• _WHAT THIS TASK INVOLVES_: Copy out all lines of the listing below that hold "icon".

━━━━━━━━━━━━━━━━━━━━

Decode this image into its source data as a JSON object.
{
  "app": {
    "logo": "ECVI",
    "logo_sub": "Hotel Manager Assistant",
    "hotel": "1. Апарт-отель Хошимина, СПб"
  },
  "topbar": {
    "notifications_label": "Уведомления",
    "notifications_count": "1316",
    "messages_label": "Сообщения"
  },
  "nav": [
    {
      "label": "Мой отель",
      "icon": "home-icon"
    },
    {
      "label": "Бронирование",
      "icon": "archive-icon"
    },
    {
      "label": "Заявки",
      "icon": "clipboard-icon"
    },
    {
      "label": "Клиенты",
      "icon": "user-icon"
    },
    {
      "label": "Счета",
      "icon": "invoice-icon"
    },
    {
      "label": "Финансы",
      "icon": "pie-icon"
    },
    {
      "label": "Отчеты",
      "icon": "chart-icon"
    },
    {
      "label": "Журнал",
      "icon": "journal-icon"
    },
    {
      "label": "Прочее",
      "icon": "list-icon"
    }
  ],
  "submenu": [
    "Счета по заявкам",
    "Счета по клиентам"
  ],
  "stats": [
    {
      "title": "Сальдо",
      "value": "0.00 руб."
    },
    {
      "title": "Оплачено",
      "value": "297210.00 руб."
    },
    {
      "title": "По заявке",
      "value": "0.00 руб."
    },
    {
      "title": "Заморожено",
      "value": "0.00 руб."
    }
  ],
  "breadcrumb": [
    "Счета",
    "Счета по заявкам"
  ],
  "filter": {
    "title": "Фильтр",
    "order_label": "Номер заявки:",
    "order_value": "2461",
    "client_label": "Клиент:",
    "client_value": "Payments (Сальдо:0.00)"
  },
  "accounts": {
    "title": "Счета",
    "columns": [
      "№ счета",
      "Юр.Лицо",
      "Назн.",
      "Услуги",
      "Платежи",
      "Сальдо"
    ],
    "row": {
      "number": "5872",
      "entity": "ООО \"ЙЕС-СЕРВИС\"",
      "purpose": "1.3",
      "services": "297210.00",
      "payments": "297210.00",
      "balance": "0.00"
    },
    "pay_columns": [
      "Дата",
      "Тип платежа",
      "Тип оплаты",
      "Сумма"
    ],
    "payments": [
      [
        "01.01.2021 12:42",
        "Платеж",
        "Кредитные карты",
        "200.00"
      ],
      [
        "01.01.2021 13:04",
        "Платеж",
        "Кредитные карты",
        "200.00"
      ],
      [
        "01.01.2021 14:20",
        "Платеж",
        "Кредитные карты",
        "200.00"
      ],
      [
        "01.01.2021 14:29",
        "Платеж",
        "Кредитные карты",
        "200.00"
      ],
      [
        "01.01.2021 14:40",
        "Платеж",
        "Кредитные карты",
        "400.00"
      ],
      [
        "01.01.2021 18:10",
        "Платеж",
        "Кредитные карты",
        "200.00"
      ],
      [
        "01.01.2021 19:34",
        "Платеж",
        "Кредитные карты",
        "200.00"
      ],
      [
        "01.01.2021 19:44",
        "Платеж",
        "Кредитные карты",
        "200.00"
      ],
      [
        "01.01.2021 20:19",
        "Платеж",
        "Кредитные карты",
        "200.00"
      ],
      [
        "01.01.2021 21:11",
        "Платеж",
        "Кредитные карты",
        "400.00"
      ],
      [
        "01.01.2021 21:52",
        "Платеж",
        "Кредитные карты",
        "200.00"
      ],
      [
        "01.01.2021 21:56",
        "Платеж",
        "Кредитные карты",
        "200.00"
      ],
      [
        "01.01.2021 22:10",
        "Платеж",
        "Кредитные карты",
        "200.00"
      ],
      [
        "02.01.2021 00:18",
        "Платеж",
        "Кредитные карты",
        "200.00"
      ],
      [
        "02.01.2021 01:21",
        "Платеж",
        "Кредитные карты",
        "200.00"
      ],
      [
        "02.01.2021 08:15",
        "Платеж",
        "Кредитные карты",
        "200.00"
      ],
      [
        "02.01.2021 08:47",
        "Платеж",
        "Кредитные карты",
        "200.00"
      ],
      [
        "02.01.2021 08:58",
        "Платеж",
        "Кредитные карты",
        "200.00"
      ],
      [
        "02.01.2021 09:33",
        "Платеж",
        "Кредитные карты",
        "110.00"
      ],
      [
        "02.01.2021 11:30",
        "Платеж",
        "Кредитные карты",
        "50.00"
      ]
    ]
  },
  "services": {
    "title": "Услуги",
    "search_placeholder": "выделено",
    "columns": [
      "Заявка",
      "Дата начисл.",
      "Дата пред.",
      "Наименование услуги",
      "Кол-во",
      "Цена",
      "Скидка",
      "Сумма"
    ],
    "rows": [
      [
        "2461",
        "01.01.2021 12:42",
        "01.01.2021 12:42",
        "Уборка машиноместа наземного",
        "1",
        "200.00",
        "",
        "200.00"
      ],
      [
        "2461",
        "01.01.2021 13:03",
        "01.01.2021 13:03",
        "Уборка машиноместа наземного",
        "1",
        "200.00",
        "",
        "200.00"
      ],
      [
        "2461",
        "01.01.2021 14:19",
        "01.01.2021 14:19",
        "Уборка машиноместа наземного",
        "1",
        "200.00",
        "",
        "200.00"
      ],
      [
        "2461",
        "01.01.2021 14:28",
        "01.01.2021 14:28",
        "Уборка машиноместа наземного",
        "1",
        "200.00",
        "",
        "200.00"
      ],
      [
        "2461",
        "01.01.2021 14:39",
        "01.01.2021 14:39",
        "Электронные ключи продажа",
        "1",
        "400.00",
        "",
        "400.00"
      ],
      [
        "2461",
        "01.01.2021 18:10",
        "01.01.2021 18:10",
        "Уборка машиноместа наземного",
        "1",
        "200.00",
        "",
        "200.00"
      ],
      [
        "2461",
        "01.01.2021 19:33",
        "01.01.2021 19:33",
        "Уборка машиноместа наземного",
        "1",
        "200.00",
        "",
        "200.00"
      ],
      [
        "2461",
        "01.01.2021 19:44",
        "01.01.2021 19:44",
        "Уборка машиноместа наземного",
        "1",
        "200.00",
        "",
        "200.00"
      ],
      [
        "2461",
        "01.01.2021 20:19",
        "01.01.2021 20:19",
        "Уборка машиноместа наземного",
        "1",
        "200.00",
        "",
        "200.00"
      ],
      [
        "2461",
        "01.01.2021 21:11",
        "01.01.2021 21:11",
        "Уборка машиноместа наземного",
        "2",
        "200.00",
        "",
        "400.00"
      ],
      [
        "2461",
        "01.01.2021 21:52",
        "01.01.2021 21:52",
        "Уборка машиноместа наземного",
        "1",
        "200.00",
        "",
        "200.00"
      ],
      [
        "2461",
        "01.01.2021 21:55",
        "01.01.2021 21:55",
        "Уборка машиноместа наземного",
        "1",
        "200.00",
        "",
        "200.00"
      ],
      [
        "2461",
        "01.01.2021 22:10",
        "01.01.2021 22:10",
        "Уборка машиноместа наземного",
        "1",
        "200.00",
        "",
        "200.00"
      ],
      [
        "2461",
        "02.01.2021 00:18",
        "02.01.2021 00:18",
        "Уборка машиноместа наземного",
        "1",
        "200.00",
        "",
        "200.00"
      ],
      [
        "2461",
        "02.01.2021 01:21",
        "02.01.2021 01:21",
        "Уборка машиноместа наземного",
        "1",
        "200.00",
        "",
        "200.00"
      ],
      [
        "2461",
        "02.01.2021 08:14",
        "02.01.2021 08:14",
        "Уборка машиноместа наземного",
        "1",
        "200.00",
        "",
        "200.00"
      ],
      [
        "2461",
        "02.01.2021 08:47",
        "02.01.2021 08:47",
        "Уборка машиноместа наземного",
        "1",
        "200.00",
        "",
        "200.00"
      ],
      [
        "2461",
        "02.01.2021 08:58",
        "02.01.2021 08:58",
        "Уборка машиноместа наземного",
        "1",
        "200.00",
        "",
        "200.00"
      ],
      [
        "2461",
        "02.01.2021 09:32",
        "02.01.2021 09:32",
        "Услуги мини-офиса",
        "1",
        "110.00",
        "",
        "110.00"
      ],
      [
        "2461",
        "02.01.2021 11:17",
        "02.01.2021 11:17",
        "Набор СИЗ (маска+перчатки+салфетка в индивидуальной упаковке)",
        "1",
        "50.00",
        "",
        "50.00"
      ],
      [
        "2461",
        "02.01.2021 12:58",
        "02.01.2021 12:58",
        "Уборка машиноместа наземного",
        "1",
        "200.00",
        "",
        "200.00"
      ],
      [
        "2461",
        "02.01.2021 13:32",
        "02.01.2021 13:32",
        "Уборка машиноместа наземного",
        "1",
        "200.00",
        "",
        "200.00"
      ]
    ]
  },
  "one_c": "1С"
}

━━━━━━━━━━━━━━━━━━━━

• _ANSWER AREA_:
      "icon": "home-icon"
      "icon": "archive-icon"
      "icon": "clipboard-icon"
      "icon": "user-icon"
      "icon": "invoice-icon"
      "icon": "pie-icon"
      "icon": "chart-icon"
      "icon": "journal-icon"
      "icon": "list-icon"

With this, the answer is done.